• _TO DO_
Copy the records below exactly as they appear.

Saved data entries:

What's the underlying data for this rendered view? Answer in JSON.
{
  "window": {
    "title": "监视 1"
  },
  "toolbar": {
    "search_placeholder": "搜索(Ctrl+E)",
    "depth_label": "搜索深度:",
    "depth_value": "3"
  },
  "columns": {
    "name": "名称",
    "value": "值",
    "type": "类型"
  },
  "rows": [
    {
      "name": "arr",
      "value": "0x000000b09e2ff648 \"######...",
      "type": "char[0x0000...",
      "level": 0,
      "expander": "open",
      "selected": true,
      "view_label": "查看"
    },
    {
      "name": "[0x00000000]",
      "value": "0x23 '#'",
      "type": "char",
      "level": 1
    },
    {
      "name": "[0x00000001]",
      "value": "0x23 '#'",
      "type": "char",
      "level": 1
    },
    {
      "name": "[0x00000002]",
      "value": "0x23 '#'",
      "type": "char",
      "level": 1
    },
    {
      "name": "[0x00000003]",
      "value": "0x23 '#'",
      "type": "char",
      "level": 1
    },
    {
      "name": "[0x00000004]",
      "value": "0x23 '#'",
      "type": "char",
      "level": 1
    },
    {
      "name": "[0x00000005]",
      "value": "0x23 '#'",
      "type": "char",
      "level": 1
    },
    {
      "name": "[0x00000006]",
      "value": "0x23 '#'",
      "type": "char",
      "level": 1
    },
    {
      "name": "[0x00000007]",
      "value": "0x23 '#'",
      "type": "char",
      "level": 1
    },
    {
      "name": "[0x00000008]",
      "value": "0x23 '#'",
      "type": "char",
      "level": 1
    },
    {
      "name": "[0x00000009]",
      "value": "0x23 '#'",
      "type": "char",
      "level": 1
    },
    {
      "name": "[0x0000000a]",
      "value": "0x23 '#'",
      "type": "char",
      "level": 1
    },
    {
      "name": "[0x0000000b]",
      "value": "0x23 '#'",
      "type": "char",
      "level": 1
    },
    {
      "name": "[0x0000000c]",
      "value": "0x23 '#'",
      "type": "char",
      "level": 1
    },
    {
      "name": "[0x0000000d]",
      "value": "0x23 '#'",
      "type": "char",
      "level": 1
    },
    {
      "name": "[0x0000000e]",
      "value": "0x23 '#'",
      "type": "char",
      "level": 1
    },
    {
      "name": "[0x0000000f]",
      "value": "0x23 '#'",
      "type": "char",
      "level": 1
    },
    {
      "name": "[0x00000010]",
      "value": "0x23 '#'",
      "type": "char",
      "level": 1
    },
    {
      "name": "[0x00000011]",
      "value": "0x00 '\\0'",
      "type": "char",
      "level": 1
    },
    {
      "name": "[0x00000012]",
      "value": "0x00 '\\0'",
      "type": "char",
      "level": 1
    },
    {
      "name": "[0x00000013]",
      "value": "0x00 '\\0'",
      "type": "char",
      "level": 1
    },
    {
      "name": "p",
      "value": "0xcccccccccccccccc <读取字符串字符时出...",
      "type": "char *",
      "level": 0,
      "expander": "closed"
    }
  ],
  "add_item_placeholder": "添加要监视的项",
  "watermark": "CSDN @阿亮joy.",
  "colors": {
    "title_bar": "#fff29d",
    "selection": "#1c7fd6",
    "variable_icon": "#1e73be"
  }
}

• _SOLUTION TO THIS EXERCISE_
What's the underlying data for this rendered view? Answer in JSON.
{
  "window": {
    "title": "监视 1"
  },
  "toolbar": {
    "search_placeholder": "搜索(Ctrl+E)",
    "depth_label": "搜索深度:",
    "depth_value": "3"
  },
  "columns": {
    "name": "名称",
    "value": "值",
    "type": "类型"
  },
  "rows": [
    {
      "name": "arr",
      "value": "0x000000b09e2ff648 \"######...",
      "type": "char[0x0000...",
      "level": 0,
      "expander": "open",
      "selected": true,
      "view_label": "查看"
    },
    {
      "name": "[0x00000000]",
      "value": "0x23 '#'",
      "type": "char",
      "level": 1
    },
    {
      "name": "[0x00000001]",
      "value": "0x23 '#'",
      "type": "char",
      "level": 1
    },
    {
      "name": "[0x00000002]",
      "value": "0x23 '#'",
      "type": "char",
      "level": 1
    },
    {
      "name": "[0x00000003]",
      "value": "0x23 '#'",
      "type": "char",
      "level": 1
    },
    {
      "name": "[0x00000004]",
      "value": "0x23 '#'",
      "type": "char",
      "level": 1
    },
    {
      "name": "[0x00000005]",
      "value": "0x23 '#'",
      "type": "char",
      "level": 1
    },
    {
      "name": "[0x00000006]",
      "value": "0x23 '#'",
      "type": "char",
      "level": 1
    },
    {
      "name": "[0x00000007]",
      "value": "0x23 '#'",
      "type": "char",
      "level": 1
    },
    {
      "name": "[0x00000008]",
      "value": "0x23 '#'",
      "type": "char",
      "level": 1
    },
    {
      "name": "[0x00000009]",
      "value": "0x23 '#'",
      "type": "char",
      "level": 1
    },
    {
      "name": "[0x0000000a]",
      "value": "0x23 '#'",
      "type": "char",
      "level": 1
    },
    {
      "name": "[0x0000000b]",
      "value": "0x23 '#'",
      "type": "char",
      "level": 1
    },
    {
      "name": "[0x0000000c]",
      "value": "0x23 '#'",
      "type": "char",
      "level": 1
    },
    {
      "name": "[0x0000000d]",
      "value": "0x23 '#'",
      "type": "char",
      "level": 1
    },
    {
      "name": "[0x0000000e]",
      "value": "0x23 '#'",
      "type": "char",
      "level": 1
    },
    {
      "name": "[0x0000000f]",
      "value": "0x23 '#'",
      "type": "char",
      "level": 1
    },
    {
      "name": "[0x00000010]",
      "value": "0x23 '#'",
      "type": "char",
      "level": 1
    },
    {
      "name": "[0x00000011]",
      "value": "0x00 '\\0'",
      "type": "char",
      "level": 1
    },
    {
      "name": "[0x00000012]",
      "value": "0x00 '\\0'",
      "type": "char",
      "level": 1
    },
    {
      "name": "[0x00000013]",
      "value": "0x00 '\\0'",
      "type": "char",
      "level": 1
    },
    {
      "name": "p",
      "value": "0xcccccccccccccccc <读取字符串字符时出...",
      "type": "char *",
      "level": 0,
      "expander": "closed"
    }
  ],
  "add_item_placeholder": "添加要监视的项",
  "watermark": "CSDN @阿亮joy.",
  "colors": {
    "title_bar": "#fff29d",
    "selection": "#1c7fd6",
    "variable_icon": "#1e73be"
  }
}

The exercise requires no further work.